Other authors look at environmental variability beyond these earlier chapters of our history to ∼800 million years ago and the 200+ million years that followed. In one case, Shields  envisions dynamic environments tied to accumulation and remineralization of a vast pool of dissolved organic matter. This waxing and waning may have modulated biospheric oxygenation, climate, and related radiations of life — including the snowball glaciations and the early emergence of animals. Similarly, Lenton and Daines  give us new modeling solutions tied to evolving organic and nutrient recycling to explain possible oxygenation dynamics (events) during the Cyrogenian snowball glacial episodes (∼720–635 million years ago), the Ediacaran (∼635–540 million years ago), and the Cambrian immediately following. Trends in South China implying animal evolution coupled to spatially heterogeneous and temporally dynamic oxygenation on marine shelves support these calculations .

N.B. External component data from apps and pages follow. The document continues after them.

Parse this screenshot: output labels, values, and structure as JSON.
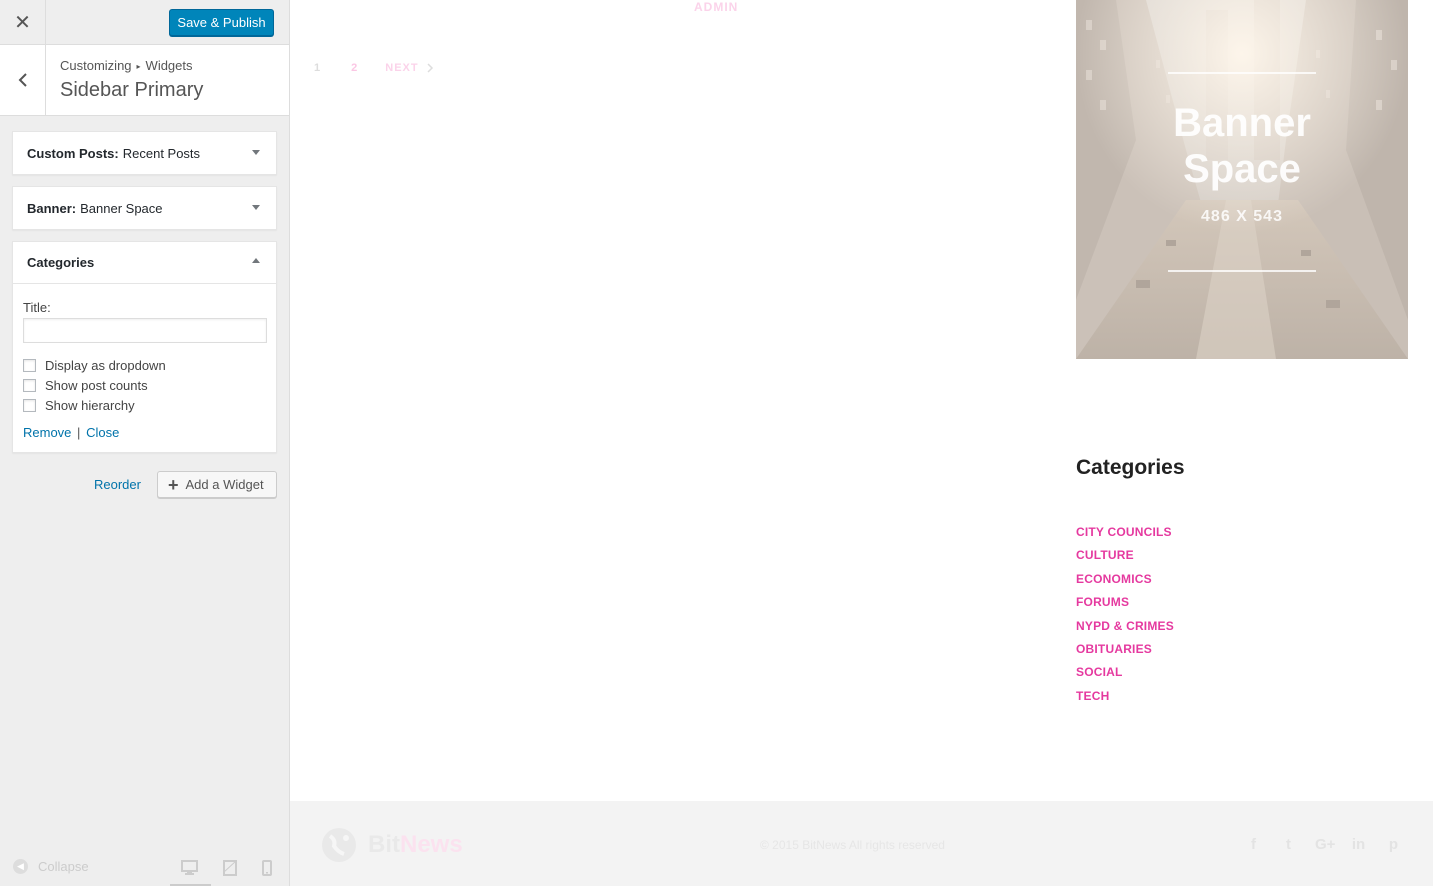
{
  "customizer": {
    "close_icon": "close-icon",
    "publish_label": "Save & Publish",
    "breadcrumb": {
      "parent": "Customizing",
      "separator": "▸",
      "current": "Widgets"
    },
    "section_title": "Sidebar Primary",
    "widgets": [
      {
        "type": "Custom Posts:",
        "title": "Recent Posts",
        "state": "collapsed"
      },
      {
        "type": "Banner:",
        "title": "Banner Space",
        "state": "collapsed"
      },
      {
        "type": "Categories",
        "title": "",
        "state": "expanded"
      }
    ],
    "categories_form": {
      "title_label": "Title:",
      "title_value": "",
      "options": [
        {
          "label": "Display as dropdown",
          "checked": false
        },
        {
          "label": "Show post counts",
          "checked": false
        },
        {
          "label": "Show hierarchy",
          "checked": false
        }
      ],
      "remove_label": "Remove",
      "link_separator": "|",
      "close_label": "Close"
    },
    "reorder_label": "Reorder",
    "add_widget_label": "Add a Widget",
    "collapse_label": "Collapse",
    "devices": [
      "desktop",
      "tablet",
      "mobile"
    ],
    "accent_color": "#0085ba"
  },
  "preview": {
    "admin_label": "ADMIN",
    "pagination": {
      "pages": [
        "1",
        "2"
      ],
      "next_label": "NEXT"
    },
    "banner": {
      "title_line1": "Banner",
      "title_line2": "Space",
      "size_label": "486 X 543"
    },
    "categories_heading": "Categories",
    "categories": [
      "CITY COUNCILS",
      "CULTURE",
      "ECONOMICS",
      "FORUMS",
      "NYPD & CRIMES",
      "OBITUARIES",
      "SOCIAL",
      "TECH"
    ],
    "category_color": "#e5399f",
    "footer": {
      "logo_part1": "Bit",
      "logo_part2": "News",
      "copyright": "© 2015 BitNews All rights reserved",
      "social": [
        "f",
        "t",
        "G+",
        "in",
        "p"
      ]
    }
  }
}
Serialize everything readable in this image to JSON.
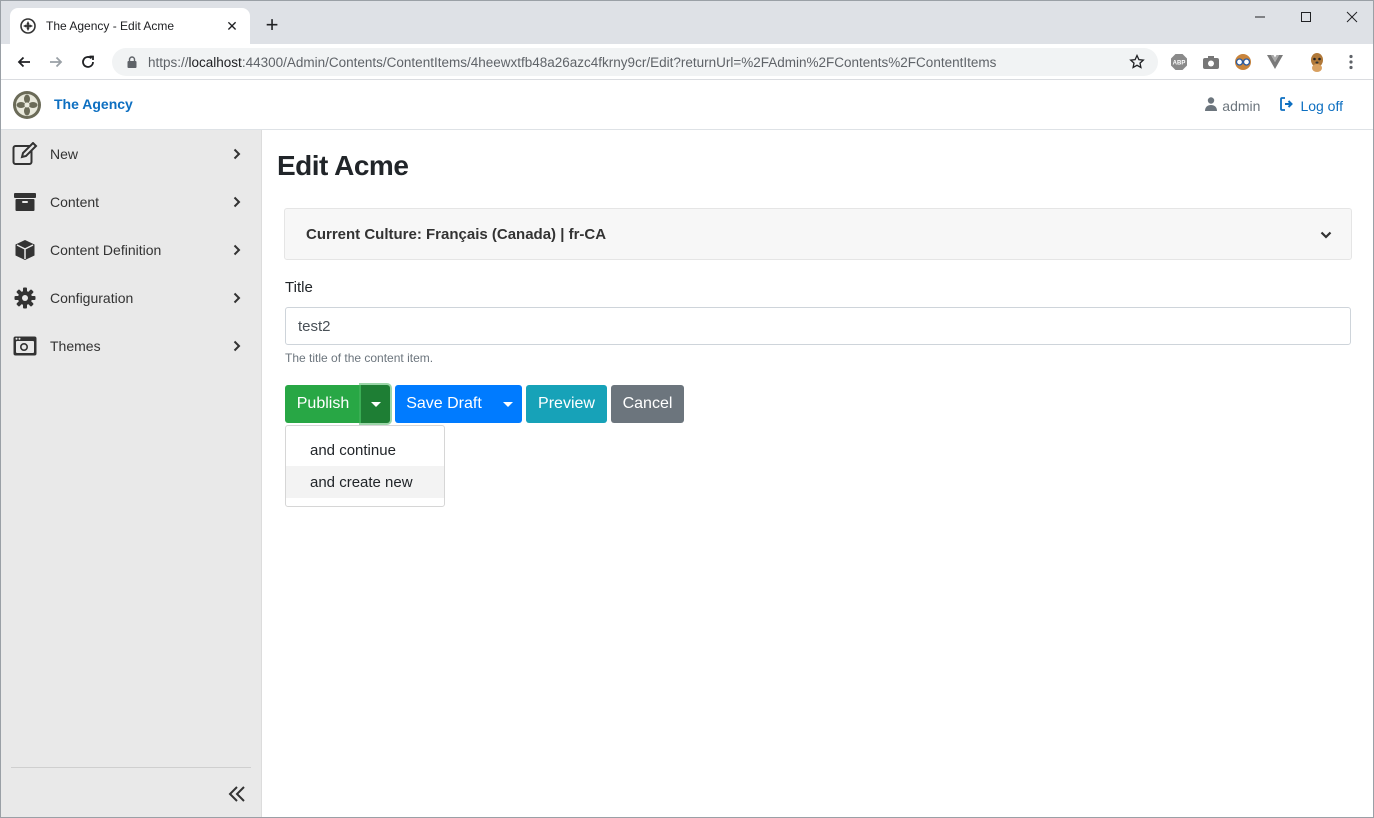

Some authors place less emphasis on the biological benefits of rising oxygen levels in the oceans and atmosphere. Mills et al. , for example, suggest that relationships between the timing of fundamental biotic change and increasing oxygenation remain open to question and specifically that the emergence of animals was decoupled from environmental transitions — instead reflecting ‘internal, developmental constraints.’ Porter et al.  note that many early eukaryotes may have been well adapted to low O2 conditions, and rising oxygen for them could have been deleterious. Sperling et al.  draw a line connecting exceptional preservation of animal remains to the likely persistence of widespread anoxia in the oceans even during the Cambrian — despite the likelihood of earlier increases in marine O2.
Our priority was to solicit overviews of the known pages in these crucial chapters and those awaiting discovery — all viewed through the critical eyes of expert witnesses. We encouraged presentations designed to capture, in a balanced way, a broadly accessible big picture that collectively would expose controversies. To further sharpen that cutting edge, we asked authors for their particular spins on long-standing questions. These papers are largely analytical reviews of existing data, but some offer new results to bolster the arguments made. If we have succeeded, readers new to the questions and related data will join those deep in the same trenches as the authors in learning something new about old life.
We are grateful to the staff of Portland Press and Emerging Topics in Life Sciences in particular for their many layers of expert support and to the Biochemical Society and Royal Society of Biology for catalyzing this special issue. NASA and the U.S. National Science Foundation provided financial and intellectual support for the initial workshops and for this volume specifically. We especially call out Sonia Esperanca, the late Rich Lane, Lindsay Hays Michael New, and Mary Voytek for their contributions and encouragement throughout.
The Authors declare that there are no competing interests associated with the manuscript.